**EXERCISE GOAL:** Please copy each line below that contains the word "Register".

===== GIVEN RECORDS

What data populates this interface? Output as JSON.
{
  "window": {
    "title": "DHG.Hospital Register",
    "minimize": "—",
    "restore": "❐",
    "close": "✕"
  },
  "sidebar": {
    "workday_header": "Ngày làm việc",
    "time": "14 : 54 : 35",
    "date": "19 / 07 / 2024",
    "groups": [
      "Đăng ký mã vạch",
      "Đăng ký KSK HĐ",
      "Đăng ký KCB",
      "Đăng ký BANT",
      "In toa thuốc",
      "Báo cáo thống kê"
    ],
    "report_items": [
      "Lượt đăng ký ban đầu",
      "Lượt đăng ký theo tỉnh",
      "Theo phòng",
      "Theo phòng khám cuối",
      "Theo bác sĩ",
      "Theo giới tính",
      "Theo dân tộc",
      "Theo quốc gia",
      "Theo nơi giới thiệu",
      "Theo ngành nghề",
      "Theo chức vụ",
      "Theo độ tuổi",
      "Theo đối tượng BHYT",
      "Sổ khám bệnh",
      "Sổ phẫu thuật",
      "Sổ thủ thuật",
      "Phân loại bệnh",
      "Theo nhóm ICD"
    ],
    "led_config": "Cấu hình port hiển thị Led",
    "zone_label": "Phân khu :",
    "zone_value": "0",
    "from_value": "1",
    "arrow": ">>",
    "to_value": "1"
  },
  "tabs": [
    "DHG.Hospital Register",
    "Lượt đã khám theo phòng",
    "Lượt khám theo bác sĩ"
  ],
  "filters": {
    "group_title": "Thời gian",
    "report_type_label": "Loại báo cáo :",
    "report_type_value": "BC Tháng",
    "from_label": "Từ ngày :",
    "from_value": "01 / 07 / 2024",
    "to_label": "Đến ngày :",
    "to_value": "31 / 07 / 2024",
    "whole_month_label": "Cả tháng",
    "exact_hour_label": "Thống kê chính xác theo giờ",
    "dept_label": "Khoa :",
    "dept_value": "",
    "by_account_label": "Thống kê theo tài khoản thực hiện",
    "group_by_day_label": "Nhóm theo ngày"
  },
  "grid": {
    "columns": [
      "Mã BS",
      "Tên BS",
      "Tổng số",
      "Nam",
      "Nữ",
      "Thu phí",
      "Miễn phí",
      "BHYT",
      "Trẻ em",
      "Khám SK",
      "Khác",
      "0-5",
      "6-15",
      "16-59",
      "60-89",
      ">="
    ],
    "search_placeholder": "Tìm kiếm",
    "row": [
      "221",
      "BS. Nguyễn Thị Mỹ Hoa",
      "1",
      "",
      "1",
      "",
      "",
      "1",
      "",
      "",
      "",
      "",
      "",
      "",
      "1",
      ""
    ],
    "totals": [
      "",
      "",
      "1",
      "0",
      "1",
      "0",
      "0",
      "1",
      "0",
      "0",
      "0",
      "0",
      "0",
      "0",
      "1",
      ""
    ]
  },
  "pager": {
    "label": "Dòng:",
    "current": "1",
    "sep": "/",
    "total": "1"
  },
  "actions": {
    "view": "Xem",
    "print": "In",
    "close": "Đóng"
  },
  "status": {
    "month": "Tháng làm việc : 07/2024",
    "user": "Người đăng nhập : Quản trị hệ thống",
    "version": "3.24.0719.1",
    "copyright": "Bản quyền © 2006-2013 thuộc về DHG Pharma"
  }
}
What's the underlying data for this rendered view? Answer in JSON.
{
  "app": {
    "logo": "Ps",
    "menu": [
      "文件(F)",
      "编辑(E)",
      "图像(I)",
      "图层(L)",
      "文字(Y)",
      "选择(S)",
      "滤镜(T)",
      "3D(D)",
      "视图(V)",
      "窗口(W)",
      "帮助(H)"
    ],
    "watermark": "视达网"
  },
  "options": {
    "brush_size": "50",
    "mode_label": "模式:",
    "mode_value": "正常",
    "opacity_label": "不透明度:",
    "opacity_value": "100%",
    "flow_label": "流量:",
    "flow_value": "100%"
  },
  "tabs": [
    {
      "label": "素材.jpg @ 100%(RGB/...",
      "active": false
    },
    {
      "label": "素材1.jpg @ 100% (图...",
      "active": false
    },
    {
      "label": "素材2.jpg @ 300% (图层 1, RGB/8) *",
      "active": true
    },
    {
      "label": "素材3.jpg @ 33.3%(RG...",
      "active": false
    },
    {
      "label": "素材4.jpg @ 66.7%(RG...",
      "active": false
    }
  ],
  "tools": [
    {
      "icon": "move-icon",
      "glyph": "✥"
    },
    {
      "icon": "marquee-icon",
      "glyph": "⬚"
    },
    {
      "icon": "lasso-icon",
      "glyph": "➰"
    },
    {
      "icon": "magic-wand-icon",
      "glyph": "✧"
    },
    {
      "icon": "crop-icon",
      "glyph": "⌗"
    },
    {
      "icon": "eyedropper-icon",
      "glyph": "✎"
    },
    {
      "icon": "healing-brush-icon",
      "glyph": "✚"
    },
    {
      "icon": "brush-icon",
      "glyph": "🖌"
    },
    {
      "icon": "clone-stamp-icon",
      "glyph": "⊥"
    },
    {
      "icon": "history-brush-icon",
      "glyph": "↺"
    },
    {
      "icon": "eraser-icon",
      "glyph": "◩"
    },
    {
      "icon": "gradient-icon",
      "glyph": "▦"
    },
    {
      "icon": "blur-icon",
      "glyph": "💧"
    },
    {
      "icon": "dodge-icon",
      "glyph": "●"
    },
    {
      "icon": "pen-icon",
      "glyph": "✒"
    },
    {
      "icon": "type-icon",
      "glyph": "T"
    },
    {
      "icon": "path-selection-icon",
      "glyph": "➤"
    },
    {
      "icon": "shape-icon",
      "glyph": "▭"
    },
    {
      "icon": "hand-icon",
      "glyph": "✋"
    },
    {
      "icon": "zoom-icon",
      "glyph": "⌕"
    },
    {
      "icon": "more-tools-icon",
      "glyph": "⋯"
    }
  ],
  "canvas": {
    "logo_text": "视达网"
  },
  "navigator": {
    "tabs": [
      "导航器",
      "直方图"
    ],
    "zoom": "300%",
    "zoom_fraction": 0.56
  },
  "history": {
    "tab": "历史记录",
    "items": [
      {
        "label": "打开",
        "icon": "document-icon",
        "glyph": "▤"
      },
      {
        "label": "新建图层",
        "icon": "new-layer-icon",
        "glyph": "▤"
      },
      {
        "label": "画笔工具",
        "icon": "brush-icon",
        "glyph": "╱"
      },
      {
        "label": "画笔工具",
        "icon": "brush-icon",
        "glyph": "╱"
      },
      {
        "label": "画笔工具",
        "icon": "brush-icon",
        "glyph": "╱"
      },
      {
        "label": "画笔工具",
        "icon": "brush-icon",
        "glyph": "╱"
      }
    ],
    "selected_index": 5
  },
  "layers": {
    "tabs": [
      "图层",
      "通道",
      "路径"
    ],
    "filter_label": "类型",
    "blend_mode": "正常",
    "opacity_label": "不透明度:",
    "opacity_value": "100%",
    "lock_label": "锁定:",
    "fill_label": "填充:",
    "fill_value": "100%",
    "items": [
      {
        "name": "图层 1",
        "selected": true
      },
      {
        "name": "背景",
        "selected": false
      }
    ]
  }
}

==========

**ANSWER SPACE:**
    "title": "DHG.Hospital Register",
    "DHG.Hospital Register",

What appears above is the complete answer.